START Entries provided

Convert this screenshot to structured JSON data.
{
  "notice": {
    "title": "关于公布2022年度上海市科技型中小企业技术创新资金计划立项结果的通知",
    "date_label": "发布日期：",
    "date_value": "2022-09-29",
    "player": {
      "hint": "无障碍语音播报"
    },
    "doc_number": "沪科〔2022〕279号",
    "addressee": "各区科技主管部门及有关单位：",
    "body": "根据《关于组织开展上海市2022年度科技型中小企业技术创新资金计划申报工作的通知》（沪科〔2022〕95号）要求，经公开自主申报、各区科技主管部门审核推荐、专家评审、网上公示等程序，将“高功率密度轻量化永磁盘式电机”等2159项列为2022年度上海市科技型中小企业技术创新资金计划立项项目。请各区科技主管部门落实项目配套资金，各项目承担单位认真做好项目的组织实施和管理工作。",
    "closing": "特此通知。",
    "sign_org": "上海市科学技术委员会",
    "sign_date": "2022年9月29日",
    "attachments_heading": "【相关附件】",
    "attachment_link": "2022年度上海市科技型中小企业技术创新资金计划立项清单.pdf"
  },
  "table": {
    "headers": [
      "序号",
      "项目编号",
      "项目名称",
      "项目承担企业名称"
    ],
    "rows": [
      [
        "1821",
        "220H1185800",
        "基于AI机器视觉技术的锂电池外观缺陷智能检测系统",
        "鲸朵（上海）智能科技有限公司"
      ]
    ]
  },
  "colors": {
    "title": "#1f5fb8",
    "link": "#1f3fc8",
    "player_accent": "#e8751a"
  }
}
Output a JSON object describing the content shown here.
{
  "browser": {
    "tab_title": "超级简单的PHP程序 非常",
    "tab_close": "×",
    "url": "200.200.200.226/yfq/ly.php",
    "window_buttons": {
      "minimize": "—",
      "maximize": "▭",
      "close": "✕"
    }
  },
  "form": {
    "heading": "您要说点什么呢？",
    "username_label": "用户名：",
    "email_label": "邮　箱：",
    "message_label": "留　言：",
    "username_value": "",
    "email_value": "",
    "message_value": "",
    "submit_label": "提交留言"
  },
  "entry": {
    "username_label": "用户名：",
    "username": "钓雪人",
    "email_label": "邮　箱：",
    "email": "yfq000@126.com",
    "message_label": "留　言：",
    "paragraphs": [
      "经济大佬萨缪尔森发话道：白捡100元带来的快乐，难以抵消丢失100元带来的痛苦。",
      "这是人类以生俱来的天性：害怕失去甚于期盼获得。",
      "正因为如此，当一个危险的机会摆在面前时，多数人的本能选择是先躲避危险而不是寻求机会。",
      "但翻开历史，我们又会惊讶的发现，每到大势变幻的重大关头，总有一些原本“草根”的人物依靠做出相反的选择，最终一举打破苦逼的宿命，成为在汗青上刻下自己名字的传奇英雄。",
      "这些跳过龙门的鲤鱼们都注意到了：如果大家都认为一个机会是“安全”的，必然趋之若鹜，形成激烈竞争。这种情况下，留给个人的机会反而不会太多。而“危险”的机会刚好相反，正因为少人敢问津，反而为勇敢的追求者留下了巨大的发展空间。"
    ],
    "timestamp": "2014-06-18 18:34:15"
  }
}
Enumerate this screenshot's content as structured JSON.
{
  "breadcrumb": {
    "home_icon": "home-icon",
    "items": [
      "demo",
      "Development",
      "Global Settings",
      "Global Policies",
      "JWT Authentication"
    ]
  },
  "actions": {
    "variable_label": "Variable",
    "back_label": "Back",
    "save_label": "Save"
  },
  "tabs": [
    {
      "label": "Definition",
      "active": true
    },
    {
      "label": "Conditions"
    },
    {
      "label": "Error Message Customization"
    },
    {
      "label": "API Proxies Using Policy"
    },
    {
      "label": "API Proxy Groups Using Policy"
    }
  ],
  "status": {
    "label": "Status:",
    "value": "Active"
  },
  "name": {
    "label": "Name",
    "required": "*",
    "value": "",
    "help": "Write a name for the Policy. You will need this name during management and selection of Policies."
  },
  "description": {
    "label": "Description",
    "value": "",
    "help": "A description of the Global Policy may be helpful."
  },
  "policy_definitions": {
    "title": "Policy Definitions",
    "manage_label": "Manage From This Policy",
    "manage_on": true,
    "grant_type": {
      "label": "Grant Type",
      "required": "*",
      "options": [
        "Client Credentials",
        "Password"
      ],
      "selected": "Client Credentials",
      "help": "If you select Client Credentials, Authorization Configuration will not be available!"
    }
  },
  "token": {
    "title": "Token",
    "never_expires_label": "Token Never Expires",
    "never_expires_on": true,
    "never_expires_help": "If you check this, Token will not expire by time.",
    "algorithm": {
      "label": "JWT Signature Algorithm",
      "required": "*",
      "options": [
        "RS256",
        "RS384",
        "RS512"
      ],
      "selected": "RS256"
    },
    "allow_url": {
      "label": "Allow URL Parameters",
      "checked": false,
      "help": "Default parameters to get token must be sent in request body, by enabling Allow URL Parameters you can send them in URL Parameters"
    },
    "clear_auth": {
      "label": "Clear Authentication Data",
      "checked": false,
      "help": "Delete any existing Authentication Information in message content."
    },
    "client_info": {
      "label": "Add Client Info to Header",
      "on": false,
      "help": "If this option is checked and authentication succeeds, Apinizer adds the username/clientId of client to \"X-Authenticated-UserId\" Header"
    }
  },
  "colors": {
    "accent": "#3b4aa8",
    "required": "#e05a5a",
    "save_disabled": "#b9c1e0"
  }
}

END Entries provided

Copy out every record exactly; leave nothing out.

### Answer space
Convert this screenshot to structured JSON data.
{
  "notice": {
    "title": "关于公布2022年度上海市科技型中小企业技术创新资金计划立项结果的通知",
    "date_label": "发布日期：",
    "date_value": "2022-09-29",
    "player": {
      "hint": "无障碍语音播报"
    },
    "doc_number": "沪科〔2022〕279号",
    "addressee": "各区科技主管部门及有关单位：",
    "body": "根据《关于组织开展上海市2022年度科技型中小企业技术创新资金计划申报工作的通知》（沪科〔2022〕95号）要求，经公开自主申报、各区科技主管部门审核推荐、专家评审、网上公示等程序，将“高功率密度轻量化永磁盘式电机”等2159项列为2022年度上海市科技型中小企业技术创新资金计划立项项目。请各区科技主管部门落实项目配套资金，各项目承担单位认真做好项目的组织实施和管理工作。",
    "closing": "特此通知。",
    "sign_org": "上海市科学技术委员会",
    "sign_date": "2022年9月29日",
    "attachments_heading": "【相关附件】",
    "attachment_link": "2022年度上海市科技型中小企业技术创新资金计划立项清单.pdf"
  },
  "table": {
    "headers": [
      "序号",
      "项目编号",
      "项目名称",
      "项目承担企业名称"
    ],
    "rows": [
      [
        "1821",
        "220H1185800",
        "基于AI机器视觉技术的锂电池外观缺陷智能检测系统",
        "鲸朵（上海）智能科技有限公司"
      ]
    ]
  },
  "colors": {
    "title": "#1f5fb8",
    "link": "#1f3fc8",
    "player_accent": "#e8751a"
  }
}
Output a JSON object describing the content shown here.
{
  "browser": {
    "tab_title": "超级简单的PHP程序 非常",
    "tab_close": "×",
    "url": "200.200.200.226/yfq/ly.php",
    "window_buttons": {
      "minimize": "—",
      "maximize": "▭",
      "close": "✕"
    }
  },
  "form": {
    "heading": "您要说点什么呢？",
    "username_label": "用户名：",
    "email_label": "邮　箱：",
    "message_label": "留　言：",
    "username_value": "",
    "email_value": "",
    "message_value": "",
    "submit_label": "提交留言"
  },
  "entry": {
    "username_label": "用户名：",
    "username": "钓雪人",
    "email_label": "邮　箱：",
    "email": "yfq000@126.com",
    "message_label": "留　言：",
    "paragraphs": [
      "经济大佬萨缪尔森发话道：白捡100元带来的快乐，难以抵消丢失100元带来的痛苦。",
      "这是人类以生俱来的天性：害怕失去甚于期盼获得。",
      "正因为如此，当一个危险的机会摆在面前时，多数人的本能选择是先躲避危险而不是寻求机会。",
      "但翻开历史，我们又会惊讶的发现，每到大势变幻的重大关头，总有一些原本“草根”的人物依靠做出相反的选择，最终一举打破苦逼的宿命，成为在汗青上刻下自己名字的传奇英雄。",
      "这些跳过龙门的鲤鱼们都注意到了：如果大家都认为一个机会是“安全”的，必然趋之若鹜，形成激烈竞争。这种情况下，留给个人的机会反而不会太多。而“危险”的机会刚好相反，正因为少人敢问津，反而为勇敢的追求者留下了巨大的发展空间。"
    ],
    "timestamp": "2014-06-18 18:34:15"
  }
}
Enumerate this screenshot's content as structured JSON.
{
  "breadcrumb": {
    "home_icon": "home-icon",
    "items": [
      "demo",
      "Development",
      "Global Settings",
      "Global Policies",
      "JWT Authentication"
    ]
  },
  "actions": {
    "variable_label": "Variable",
    "back_label": "Back",
    "save_label": "Save"
  },
  "tabs": [
    {
      "label": "Definition",
      "active": true
    },
    {
      "label": "Conditions"
    },
    {
      "label": "Error Message Customization"
    },
    {
      "label": "API Proxies Using Policy"
    },
    {
      "label": "API Proxy Groups Using Policy"
    }
  ],
  "status": {
    "label": "Status:",
    "value": "Active"
  },
  "name": {
    "label": "Name",
    "required": "*",
    "value": "",
    "help": "Write a name for the Policy. You will need this name during management and selection of Policies."
  },
  "description": {
    "label": "Description",
    "value": "",
    "help": "A description of the Global Policy may be helpful."
  },
  "policy_definitions": {
    "title": "Policy Definitions",
    "manage_label": "Manage From This Policy",
    "manage_on": true,
    "grant_type": {
      "label": "Grant Type",
      "required": "*",
      "options": [
        "Client Credentials",
        "Password"
      ],
      "selected": "Client Credentials",
      "help": "If you select Client Credentials, Authorization Configuration will not be available!"
    }
  },
  "token": {
    "title": "Token",
    "never_expires_label": "Token Never Expires",
    "never_expires_on": true,
    "never_expires_help": "If you check this, Token will not expire by time.",
    "algorithm": {
      "label": "JWT Signature Algorithm",
      "required": "*",
      "options": [
        "RS256",
        "RS384",
        "RS512"
      ],
      "selected": "RS256"
    },
    "allow_url": {
      "label": "Allow URL Parameters",
      "checked": false,
      "help": "Default parameters to get token must be sent in request body, by enabling Allow URL Parameters you can send them in URL Parameters"
    },
    "clear_auth": {
      "label": "Clear Authentication Data",
      "checked": false,
      "help": "Delete any existing Authentication Information in message content."
    },
    "client_info": {
      "label": "Add Client Info to Header",
      "on": false,
      "help": "If this option is checked and authentication succeeds, Apinizer adds the username/clientId of client to \"X-Authenticated-UserId\" Header"
    }
  },
  "colors": {
    "accent": "#3b4aa8",
    "required": "#e05a5a",
    "save_disabled": "#b9c1e0"
  }
}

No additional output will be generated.